- _Records for the exercise_:
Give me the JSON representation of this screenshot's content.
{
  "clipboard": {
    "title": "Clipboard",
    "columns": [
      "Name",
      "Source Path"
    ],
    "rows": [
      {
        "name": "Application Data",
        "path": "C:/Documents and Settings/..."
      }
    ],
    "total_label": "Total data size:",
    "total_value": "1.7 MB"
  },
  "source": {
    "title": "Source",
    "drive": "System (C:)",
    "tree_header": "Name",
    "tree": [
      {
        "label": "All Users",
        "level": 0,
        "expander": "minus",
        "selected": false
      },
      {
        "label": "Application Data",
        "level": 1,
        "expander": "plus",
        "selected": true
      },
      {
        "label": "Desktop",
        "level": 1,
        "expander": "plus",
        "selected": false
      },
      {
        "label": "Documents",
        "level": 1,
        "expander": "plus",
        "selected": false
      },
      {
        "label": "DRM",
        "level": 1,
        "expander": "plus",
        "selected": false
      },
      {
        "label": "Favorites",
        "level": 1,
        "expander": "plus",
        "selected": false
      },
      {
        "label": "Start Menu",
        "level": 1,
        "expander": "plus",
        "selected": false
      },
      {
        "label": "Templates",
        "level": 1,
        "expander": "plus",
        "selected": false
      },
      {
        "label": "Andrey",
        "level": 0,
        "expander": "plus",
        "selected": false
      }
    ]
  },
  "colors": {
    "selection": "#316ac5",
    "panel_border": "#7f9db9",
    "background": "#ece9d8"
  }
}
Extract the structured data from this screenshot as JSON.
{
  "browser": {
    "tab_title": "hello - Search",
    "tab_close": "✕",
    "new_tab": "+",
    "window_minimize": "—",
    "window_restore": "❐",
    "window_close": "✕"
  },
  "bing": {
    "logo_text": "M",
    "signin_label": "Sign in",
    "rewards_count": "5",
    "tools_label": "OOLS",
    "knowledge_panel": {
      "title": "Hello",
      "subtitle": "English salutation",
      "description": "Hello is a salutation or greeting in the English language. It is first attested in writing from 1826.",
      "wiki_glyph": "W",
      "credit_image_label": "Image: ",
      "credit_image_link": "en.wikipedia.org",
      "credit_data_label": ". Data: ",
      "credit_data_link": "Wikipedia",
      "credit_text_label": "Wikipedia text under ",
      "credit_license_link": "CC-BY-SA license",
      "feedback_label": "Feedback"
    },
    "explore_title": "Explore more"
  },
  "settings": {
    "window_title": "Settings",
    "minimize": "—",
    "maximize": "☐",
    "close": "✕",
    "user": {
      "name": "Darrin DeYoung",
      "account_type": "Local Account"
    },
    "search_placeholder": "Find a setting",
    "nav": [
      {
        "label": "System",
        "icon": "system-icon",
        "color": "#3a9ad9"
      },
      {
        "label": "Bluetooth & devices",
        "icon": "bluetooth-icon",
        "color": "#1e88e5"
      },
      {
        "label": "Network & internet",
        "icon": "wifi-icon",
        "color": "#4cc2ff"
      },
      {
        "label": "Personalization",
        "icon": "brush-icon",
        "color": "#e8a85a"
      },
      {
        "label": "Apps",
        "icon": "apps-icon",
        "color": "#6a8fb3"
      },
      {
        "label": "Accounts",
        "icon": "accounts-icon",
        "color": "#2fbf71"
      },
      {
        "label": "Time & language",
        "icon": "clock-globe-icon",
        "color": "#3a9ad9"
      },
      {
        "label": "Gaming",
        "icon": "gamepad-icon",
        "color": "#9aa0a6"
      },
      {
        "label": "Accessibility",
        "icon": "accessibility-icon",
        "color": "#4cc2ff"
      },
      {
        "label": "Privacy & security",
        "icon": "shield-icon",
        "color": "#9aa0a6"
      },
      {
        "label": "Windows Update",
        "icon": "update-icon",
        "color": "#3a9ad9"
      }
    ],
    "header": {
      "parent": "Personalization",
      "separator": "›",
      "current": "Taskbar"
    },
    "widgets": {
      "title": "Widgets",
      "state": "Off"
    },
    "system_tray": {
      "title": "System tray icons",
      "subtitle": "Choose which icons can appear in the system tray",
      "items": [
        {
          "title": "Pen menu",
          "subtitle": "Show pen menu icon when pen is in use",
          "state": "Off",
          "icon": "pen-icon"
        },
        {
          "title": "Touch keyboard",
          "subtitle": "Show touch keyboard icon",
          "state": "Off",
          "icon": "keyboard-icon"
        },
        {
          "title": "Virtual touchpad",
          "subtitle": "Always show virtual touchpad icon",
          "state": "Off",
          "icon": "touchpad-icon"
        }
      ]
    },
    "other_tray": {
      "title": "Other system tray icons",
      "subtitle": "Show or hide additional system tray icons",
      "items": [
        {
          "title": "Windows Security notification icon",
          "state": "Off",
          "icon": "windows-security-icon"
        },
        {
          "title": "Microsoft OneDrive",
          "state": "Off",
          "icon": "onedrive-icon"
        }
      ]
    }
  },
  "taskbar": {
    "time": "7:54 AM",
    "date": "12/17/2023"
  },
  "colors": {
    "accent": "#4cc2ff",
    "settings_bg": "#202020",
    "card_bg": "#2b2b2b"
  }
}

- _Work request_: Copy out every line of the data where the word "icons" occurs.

- _Written solution_:
      "title": "System tray icons",
      "subtitle": "Choose which icons can appear in the system tray",
      "title": "Other system tray icons",
      "subtitle": "Show or hide additional system tray icons",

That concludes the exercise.